This paper uses a cellular automata simulation model of a hypothetical landscape to investigate the role of location as it relates to the efficacy of land retirement in achieving two environmental goals: hydrological improvement and habitat improvement. Statistical analysis of simulation results is used to show how absolute and relative location relate to achievement of these objectives. Linear and nonlinear compromise programming frameworks then combine these two environmental objectives and a cost minimization objective into a measure that allows decision-makers to rank the desirability of different retirement strategies. These frameworks are explored to determine what each implies about the tradeoffs that must be made among objectives and among the spatial land parcel characteristics that contribute to those objectives.
|Original language||English (US)|
|Number of pages||11|
|Journal||Environmental Modeling and Assessment|
|State||Published - Jun 2004|
Bibliographical noteFunding Information:
The authors gratefully acknowledge funding support from the Pennsylvania Agricultural Experiment Station and the Minnesota Agricultural Experiment Station.
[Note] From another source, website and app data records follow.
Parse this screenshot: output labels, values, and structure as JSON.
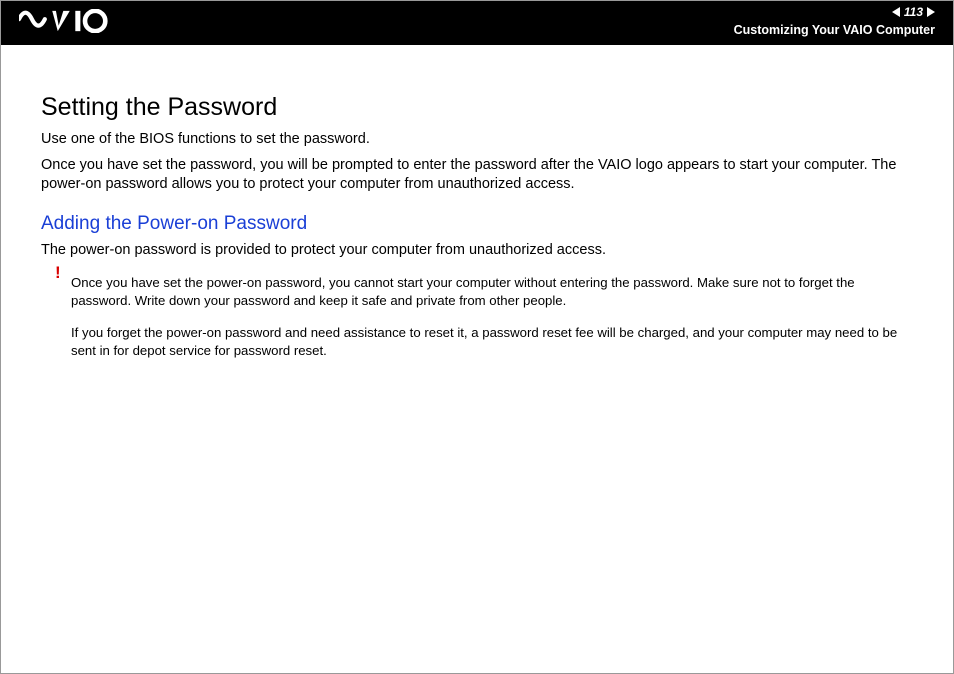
{
  "header": {
    "page_number": "113",
    "section": "Customizing Your VAIO Computer"
  },
  "content": {
    "heading": "Setting the Password",
    "intro1": "Use one of the BIOS functions to set the password.",
    "intro2": "Once you have set the password, you will be prompted to enter the password after the VAIO logo appears to start your computer. The power-on password allows you to protect your computer from unauthorized access.",
    "subheading": "Adding the Power-on Password",
    "sub_intro": "The power-on password is provided to protect your computer from unauthorized access.",
    "warn_icon": "!",
    "warn1": "Once you have set the power-on password, you cannot start your computer without entering the password. Make sure not to forget the password. Write down your password and keep it safe and private from other people.",
    "warn2": "If you forget the power-on password and need assistance to reset it, a password reset fee will be charged, and your computer may need to be sent in for depot service for password reset."
  }
}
The authors thank three anonymous referees for their insightful comments.
- Cellular automata
- Compromise programming
- Land retirement